# double-tail Bayesian "p value" à la MCMCglmm

The widely used MCMCglmm package for R, which implements Bayesian Markov chain Monte Carlo estimation for generalized linear mixed models, computes a "pMCMC" value $$p_{\textrm{MCMC}}(\beta) = 2 \times \min\left( \textrm{Prob}(\beta>0), \textrm{Prob}(\beta<0) \right)$$ which is a crude analogue of the frequentist 2-tailed $$p$$-value. The package author (Jarrod Hadfield) has commented that

[It's] not a p-value as such, and better ways of obtaining Bayesian p-values exist.

In one of Hadfield's papers (Hadfield et al. 2013) he defines it as

twice the posterior probability that the estimate is negative or positive (whichever probability is smallest)

(Unfortunately, some tutorials on MCMCglmm, and papers using it, have defined $$p_{\textrm{MCMC}}$$ as the "probability that the estimate does not differ from zero" (!!))

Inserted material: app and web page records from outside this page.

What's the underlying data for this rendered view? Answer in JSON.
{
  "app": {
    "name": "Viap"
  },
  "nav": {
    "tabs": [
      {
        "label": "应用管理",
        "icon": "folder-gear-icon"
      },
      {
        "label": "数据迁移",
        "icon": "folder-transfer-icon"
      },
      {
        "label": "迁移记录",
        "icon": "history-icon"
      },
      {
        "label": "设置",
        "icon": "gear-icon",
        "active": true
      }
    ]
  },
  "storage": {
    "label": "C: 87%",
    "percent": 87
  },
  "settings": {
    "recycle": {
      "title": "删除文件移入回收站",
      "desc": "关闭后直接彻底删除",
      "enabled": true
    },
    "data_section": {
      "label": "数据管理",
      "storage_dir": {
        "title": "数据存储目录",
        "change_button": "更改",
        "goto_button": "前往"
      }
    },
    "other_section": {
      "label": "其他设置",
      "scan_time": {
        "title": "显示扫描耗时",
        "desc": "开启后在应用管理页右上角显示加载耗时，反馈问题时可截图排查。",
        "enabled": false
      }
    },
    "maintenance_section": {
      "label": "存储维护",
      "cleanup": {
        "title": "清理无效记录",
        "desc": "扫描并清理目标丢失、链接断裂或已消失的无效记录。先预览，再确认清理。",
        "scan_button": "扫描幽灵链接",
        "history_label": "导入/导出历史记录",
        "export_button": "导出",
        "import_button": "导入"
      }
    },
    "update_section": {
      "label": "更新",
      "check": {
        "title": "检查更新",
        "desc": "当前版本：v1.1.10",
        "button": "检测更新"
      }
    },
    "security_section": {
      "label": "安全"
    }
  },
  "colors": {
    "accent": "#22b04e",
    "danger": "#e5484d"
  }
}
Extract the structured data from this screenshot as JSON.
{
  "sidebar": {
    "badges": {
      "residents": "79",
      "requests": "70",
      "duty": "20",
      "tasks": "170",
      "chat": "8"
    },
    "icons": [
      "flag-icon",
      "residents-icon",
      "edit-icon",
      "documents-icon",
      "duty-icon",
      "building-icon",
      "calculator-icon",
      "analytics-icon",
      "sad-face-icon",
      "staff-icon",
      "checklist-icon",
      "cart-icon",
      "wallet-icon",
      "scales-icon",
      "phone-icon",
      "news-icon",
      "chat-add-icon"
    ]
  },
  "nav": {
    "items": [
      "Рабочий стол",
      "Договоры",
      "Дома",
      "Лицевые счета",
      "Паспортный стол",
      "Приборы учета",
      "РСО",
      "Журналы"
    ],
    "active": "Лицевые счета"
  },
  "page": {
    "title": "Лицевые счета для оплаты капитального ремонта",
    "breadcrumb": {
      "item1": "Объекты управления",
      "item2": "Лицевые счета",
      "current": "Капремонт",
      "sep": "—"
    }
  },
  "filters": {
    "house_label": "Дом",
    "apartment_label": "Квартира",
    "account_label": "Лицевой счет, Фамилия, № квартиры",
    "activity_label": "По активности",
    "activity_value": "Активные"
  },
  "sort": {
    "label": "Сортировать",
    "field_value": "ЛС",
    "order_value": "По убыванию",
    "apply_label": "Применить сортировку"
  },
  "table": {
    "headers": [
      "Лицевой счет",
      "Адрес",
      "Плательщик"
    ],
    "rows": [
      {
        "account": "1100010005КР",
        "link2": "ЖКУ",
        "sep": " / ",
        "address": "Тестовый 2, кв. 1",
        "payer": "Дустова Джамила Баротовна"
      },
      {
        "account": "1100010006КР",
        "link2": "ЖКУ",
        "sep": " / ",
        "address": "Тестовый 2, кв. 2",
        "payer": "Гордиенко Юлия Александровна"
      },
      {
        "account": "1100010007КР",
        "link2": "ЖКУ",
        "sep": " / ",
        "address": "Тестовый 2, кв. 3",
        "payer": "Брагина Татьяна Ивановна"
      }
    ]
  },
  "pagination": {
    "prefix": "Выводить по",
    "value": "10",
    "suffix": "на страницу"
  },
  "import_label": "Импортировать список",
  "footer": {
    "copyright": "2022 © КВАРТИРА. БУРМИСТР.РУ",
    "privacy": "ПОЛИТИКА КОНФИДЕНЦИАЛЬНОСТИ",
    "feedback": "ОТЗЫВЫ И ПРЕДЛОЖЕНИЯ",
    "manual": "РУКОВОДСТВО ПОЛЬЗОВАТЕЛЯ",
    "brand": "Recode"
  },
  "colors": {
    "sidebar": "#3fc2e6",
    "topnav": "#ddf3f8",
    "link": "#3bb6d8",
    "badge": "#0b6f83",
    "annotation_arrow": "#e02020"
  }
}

$$p_{\textrm{MCMC}}$$ could also be defined as $$2 (1-p_D)$$ where $$p_D$$ is the probability of direction, "the proportion of the posterior distribution that is of the median’s sign" (Makowski et al. 2019).

I am headed toward presenting $$p_{\textrm{MCMC}}$$ values in a paper, and am curious

• whether anyone has seen this approach used elsewhere/more formally defined
• suggestions for other useful Bayesian $$p$$-value analogues that will be reasonably interpretable by non-statisticians (I am not interested in model comparison methods, or in Bayesian p-values for diagnosing model adequacy)

Hadfield, Jarrod D., Elizabeth A. Heap, Florian Bayer, Elizabeth A. Mittell, and Nicholas M. A. Crouch. “Intraclutch Differences in Egg Characteristics Mitigate the Consequences of Age-Related Hierarchies in a Wild Passerine.” Evolution 67, no. 9 (2013): 2688–2700.

Makowski, Dominique, Mattan S. Ben-Shachar, S. H. Annabel Chen, and Daniel Lüdecke. “Indices of Effect Existence and Significance in the Bayesian Framework.” Frontiers in Psychology 10 (2019). https://www.frontiersin.org/articles/10.3389/fpsyg.2019.02767.

• @statmerkur, would you like to post this as an answer? Jul 27, 2022 at 15:35
• Elaboration would be nice but just posting what you've got in the comment would certainly suffice. Jul 27, 2022 at 19:52

They show interesting connections between the two-sided posterior probability $$\mathrm{{PoP}_2}$$ and the (frequentist) p-value if flat or "non-informative" priors are used. In particular, $$\mathrm{{PoP}_2}$$ for two independent samples with normally or Bernoulli distributed outcomes is defined as
$$\mathrm{{PoP}_2}=2[1-\max{\{\mathbb{P}(\beta<0|\mathrm{data}),\mathbb{P}(\beta>0|\mathrm{data})\}}],$$ where $$\beta$$ is the difference of the two population means.